Significant growth for black-owned businesses in Saldanha Bay
CAPTION: Saldanha business owner, Suleiman Adjiet, has grown his transport company from just one taxi in 1998 to 20 taxis and 12 cold storage freezer trucks today. The growth of his business is largely thanks to procurement policies at Sea Harvest where investing in local black suppliers is a high priority.
Welmarie Coetzee, Sea Harvest Procurement Manager, explains: “Long before enterprise development and supplier development were included in calculating broad-based black economic empowerment (B-BBEE) scores, Sea Harvest was investing in black businesses in Saldanha Bay.” The fishing company, which listed on the Johannesburg Stock Exchange (JSE) in March this year, has an overall B-BBEE score of 97%. “We are committed to doing more than just ticking the boxes,” says Coetzee. “As the single largest employer in Saldanha Bay, we are invested in this community. We want to see the area develop with new businesses as our own company continues to grow. Last year we spent over a hundred million Rand doing business with local small- and medium-sized suppliers on the West Coast, of which sixty-five million was with majority black-owned businesses.”

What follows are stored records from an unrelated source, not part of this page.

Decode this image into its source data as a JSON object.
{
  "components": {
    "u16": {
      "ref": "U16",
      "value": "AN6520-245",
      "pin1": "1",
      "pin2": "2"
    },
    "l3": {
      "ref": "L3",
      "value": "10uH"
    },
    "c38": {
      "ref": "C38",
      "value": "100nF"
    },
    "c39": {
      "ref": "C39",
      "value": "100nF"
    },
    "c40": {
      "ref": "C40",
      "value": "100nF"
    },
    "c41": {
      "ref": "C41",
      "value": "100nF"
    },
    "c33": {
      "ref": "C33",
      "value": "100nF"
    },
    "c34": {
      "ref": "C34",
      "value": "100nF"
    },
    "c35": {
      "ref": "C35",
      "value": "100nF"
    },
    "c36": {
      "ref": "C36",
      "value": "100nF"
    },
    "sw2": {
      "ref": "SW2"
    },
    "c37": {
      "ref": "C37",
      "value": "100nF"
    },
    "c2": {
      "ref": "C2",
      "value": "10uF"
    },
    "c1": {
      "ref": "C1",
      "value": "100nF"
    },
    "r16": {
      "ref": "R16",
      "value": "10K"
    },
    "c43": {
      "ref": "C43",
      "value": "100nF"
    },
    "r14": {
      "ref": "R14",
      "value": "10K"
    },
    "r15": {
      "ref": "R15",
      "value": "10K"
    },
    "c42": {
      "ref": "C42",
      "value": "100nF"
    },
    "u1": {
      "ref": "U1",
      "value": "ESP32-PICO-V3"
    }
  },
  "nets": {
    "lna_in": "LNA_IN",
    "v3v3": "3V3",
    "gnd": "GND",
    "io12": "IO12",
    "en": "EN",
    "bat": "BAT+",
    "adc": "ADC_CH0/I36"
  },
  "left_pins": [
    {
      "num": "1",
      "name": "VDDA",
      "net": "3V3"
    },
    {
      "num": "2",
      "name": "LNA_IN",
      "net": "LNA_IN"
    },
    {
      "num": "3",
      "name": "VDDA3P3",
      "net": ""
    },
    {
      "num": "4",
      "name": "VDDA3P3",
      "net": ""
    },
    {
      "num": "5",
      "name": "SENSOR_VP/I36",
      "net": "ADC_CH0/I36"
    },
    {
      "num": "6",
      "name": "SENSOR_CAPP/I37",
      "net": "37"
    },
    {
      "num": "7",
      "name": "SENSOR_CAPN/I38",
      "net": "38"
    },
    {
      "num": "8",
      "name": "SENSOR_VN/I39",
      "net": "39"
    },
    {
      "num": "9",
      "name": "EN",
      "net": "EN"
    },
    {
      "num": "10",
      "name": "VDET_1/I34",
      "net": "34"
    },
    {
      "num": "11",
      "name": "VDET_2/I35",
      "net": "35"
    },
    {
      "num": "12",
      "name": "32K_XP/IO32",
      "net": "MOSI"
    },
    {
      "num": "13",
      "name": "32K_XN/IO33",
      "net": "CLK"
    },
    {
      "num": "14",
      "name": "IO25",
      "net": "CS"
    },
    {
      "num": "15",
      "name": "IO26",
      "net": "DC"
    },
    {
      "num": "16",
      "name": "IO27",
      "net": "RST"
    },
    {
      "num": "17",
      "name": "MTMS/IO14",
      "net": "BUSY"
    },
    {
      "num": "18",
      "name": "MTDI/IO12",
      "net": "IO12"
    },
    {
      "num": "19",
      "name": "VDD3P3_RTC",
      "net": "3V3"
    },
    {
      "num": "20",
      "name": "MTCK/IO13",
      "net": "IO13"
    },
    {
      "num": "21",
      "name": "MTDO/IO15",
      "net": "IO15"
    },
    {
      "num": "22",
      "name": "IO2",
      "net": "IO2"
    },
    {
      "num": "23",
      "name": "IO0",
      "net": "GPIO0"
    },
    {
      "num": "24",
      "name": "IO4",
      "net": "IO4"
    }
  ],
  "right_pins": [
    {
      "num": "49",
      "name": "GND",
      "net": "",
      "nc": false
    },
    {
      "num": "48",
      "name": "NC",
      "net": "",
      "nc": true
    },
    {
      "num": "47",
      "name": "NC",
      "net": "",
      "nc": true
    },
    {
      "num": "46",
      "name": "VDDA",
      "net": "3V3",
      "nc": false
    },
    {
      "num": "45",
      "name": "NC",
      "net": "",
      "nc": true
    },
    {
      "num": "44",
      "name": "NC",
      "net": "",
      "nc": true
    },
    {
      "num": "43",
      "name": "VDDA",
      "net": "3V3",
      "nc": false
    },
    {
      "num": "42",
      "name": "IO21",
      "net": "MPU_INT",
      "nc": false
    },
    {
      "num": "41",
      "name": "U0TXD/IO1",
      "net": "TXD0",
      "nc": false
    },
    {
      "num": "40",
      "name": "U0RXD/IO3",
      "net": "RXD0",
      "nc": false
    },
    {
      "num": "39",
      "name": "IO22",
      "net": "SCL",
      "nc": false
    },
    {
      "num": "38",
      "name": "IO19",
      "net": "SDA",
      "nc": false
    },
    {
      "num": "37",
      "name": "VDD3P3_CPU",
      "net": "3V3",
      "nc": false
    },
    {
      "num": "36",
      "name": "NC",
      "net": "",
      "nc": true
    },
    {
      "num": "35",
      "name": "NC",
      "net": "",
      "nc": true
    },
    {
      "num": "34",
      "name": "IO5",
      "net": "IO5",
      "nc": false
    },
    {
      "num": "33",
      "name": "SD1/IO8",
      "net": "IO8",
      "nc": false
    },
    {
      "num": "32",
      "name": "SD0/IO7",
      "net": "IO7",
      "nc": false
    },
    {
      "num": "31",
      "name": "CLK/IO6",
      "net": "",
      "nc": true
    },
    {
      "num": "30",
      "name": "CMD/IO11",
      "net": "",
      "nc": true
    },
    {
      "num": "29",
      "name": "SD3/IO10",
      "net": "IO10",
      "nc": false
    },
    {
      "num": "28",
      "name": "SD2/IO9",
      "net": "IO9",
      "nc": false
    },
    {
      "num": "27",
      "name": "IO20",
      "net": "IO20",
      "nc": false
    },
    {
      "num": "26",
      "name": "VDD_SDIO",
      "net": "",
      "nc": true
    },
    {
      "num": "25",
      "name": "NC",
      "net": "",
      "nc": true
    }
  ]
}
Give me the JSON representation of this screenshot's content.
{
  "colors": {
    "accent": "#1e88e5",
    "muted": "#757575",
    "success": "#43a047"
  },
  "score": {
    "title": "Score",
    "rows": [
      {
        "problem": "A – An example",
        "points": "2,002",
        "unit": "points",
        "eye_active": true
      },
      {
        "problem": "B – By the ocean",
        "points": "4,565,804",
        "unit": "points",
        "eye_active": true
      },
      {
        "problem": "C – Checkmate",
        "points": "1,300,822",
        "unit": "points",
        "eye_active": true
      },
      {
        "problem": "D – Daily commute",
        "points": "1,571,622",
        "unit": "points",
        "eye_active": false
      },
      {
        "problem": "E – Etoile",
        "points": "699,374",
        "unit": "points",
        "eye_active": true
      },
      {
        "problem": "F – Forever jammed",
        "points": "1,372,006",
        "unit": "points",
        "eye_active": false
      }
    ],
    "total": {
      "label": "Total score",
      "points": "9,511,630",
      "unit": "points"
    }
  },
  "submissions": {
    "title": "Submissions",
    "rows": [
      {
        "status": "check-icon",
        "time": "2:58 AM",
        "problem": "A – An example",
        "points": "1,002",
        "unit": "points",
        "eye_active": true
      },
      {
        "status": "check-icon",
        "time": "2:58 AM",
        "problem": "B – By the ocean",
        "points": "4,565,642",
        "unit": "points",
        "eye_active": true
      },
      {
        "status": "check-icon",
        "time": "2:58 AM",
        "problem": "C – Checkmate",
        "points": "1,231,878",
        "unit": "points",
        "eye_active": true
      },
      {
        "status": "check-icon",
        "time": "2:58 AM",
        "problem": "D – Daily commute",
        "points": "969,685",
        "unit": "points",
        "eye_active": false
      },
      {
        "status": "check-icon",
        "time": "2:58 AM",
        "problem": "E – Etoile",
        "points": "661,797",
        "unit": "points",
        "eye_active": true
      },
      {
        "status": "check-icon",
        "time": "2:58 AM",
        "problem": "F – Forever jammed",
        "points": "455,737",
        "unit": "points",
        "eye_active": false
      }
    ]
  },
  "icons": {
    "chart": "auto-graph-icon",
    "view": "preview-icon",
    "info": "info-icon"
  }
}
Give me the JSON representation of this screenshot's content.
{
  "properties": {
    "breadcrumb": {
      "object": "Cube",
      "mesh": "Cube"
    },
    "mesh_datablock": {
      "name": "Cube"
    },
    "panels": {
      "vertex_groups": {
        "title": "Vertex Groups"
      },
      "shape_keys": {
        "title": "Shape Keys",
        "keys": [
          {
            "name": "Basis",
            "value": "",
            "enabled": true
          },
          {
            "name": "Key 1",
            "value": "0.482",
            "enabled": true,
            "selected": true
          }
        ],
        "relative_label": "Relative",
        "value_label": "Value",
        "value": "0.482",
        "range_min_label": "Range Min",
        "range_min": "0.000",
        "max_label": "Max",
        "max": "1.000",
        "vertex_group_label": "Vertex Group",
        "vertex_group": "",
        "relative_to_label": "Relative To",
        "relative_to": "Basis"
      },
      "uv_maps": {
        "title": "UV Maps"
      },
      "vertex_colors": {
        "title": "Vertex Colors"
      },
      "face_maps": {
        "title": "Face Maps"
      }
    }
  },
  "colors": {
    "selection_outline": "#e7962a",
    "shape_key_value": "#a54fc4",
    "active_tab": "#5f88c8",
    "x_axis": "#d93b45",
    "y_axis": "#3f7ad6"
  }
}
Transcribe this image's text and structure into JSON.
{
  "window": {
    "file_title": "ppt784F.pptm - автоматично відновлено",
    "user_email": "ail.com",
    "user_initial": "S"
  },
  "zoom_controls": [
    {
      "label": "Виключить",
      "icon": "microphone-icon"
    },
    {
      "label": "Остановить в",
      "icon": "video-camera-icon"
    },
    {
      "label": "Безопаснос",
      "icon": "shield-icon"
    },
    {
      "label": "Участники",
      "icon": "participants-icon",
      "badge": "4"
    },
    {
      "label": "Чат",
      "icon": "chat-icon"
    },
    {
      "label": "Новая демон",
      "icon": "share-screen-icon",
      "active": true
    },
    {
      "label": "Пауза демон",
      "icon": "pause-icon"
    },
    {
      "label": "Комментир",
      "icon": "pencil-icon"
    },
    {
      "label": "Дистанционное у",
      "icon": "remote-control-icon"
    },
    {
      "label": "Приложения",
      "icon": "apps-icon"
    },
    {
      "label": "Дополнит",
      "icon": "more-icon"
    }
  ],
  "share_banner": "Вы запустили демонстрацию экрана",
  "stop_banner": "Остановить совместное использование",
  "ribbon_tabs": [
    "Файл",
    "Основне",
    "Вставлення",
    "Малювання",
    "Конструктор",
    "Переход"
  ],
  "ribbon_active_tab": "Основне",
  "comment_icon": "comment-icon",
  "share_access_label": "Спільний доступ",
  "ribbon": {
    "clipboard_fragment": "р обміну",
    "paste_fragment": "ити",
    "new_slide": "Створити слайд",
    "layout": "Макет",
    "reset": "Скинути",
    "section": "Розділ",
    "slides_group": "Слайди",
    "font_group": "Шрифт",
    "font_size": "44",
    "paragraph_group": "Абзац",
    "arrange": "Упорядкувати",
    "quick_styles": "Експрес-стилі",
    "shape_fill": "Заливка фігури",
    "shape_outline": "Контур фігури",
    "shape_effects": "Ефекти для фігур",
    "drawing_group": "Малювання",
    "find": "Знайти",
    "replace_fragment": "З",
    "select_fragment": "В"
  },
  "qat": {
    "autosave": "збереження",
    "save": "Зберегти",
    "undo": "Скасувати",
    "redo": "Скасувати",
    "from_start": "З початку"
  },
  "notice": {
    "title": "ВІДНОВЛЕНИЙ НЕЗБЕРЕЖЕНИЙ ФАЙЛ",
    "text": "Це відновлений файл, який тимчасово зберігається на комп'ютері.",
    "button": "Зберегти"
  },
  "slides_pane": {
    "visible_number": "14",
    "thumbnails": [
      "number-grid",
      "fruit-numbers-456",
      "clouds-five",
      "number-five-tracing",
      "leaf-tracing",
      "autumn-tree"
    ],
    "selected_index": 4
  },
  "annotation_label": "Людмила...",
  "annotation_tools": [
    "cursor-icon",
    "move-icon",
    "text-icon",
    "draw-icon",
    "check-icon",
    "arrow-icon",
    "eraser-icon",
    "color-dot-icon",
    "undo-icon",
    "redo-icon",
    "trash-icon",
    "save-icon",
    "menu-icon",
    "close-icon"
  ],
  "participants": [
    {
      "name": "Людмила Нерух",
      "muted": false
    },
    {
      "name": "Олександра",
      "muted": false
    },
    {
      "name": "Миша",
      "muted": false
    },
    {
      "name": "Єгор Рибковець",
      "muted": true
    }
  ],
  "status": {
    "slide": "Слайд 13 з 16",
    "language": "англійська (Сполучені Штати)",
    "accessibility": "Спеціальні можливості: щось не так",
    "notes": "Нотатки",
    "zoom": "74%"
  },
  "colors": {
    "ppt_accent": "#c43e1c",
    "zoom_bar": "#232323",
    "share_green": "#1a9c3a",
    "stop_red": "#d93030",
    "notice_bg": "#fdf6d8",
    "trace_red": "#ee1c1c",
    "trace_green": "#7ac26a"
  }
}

Sea Harvest’s sea-going staff are transported to and from work by Adjiet’s taxi business, which started with one driver but now employs 20 drivers. In 2004 the business-minded Adjiet had sufficient capital to diversify and start another company, SHR Transport. He bought a cold storage truck and started pitching for contracts to deliver Sea Harvest’s frozen hake to Cape Town. Today he is responsible for transporting frozen hake across the country.
Meanwhile, Mornay Kurtz is the owner of MCK Engineering, which has grown exponentially thanks to Sea Harvest’s procurement strategy that favours local black suppliers. “Mornay started doing welding and vessel maintenance for Sea Harvest 10 years ago with a staff complement of five. As he proved his reliability, we gave his business further opportunities and he won more contracts. Now he has 35 employees,” says Coetzee. Kurtz is just as keen as Sea Harvest to create employment opportunities and, in January this year, he opened a technical training school to teach welding skills to young apprentices. There are 54 apprentices at the welding school. “He just wants to plough back into the community, share his own knowledge and skills, and give people hope to find work,” says Coetzee.
A further example of how Sea Harvest is supporting new black enterprises is its procurement of stevedoring services from Enlee Traders, a 100% black-owned local business. Enlee is responsible for off-loading fish from vessels as soon as they dock. “Enlee was a family-operated business that has grown tremendously. When they first started, they only supplied services to Sea Harvest. Now we are but one of their clients and they are winning tenders with other big companies on the West Coast. I’m so excited for them to expand their client base because I’ve been a part of their business journey by guiding them with their books, how to cost items, and to grow the company,” says Coetzee. Enlee now employs 70 permanent staff and another 120 casual staff.
Business advice and coaching for entrepreneurs running small and medium-sized enterprises is critical for sustained economic growth. To formalise this mentoring process, Sea Harvest, together with other corporates based on the West Coast, established the West Coast Business Development Centre (WCBDC) 19 years ago. “The Centre assists people who have a business dream, with the technical skills and mentoring support required to turn it into a reality,” explains Coetzee, who is the Chairperson of the WCBDC Board. In the last financial year, WCBDC serviced 4648 people and helped 490 people to register new businesses.
“When local businesses thrive, the whole community benefits. It is rewarding to play a small role in helping Saldanha Bay residents grab hold of business opportunities and succeed as they create sustainable work opportunities for many along the West Coast,” concludes Coetzee.